An excellent landmine

So, lacking any of those options, a standing row using a low pulley cable with the appropriate handle (close grip or wide grip, depending on what the workout calls for) is your next best bet.

Incline/decline/flat machine chest press

I’ll often program in a machine press at a specific angle – the ‘machine’ part of that is what’s really important, the right angle is more like ‘nice to have’ if you’ve got it. So if it calls for an incline machine press and you’ve got a flat machine press…go to town. A smith machine also works great here.

Machine shoulder press

A lot of these machine presses kinda suck anyway – there’s a popular Hammer Strength plate-loaded machine that just has terrible mechanics, but works GREAT if you get in it backwards (facing the back pad). The idea here is that you’re pressing through a fixed movement path – so the smith machine works well also.

Squat rack

For all you Planet Fitness peeps out there, you know the struggle. If you want to squat, you’re going in the smith machine. If you want to do most anything involving a barbell in fact, you’re going in the smith machine.

Pec deck/reverse pec deck

Some gyms don’t have a pec deck, or if they do it only works one way and not in reverse to hit the rear delts (let’s call that what it is – lazy engineering).

If you’re looking to replace a peck deck fly, any other kind of fly will do the trick – cables or DB’s, take your pick.

For a reverse fly, same – cables (grabbing the right side with your left hand and vice versa) or DB’s (seated and bent over). If you’re not terribly strong the cable might be super tough at low weight, since they really isolate the rear delt and, even if it’s huge, it’s still a pretty small muscle and isn’t going to move a ton of weight.

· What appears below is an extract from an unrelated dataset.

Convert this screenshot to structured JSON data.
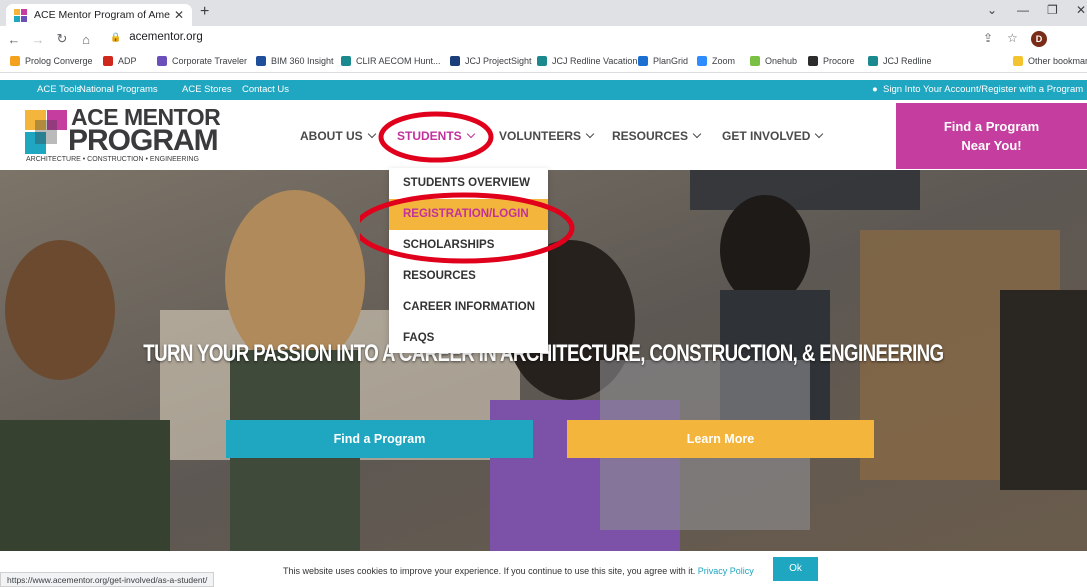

Cables for crossover (often present, but camped on by and endless line of dudes and therefore not available for practical purposes)

Most gyms will only have one cable setup and it’s not uncommon to have a really hard time getting in there. The first option should be to (nicely?) force your way in, because the variation in possible angles of attack makes this better than the alternatives.

But failing that, a pec deck works well or you can do flys with a DB using various angles on the bench (try a decline bench if you can – that’s an interesting feeling!)

In summary…

While it would be nice to live in a fitness utopia where we all have access to everything, the reality is that there are just a lot of crappy, poorly equipped gyms out there and often times that’s what we have to work with. Pretty much any gym can get the job done as long as you walk in armed with creativity and a willingness to go with the flow and experiment.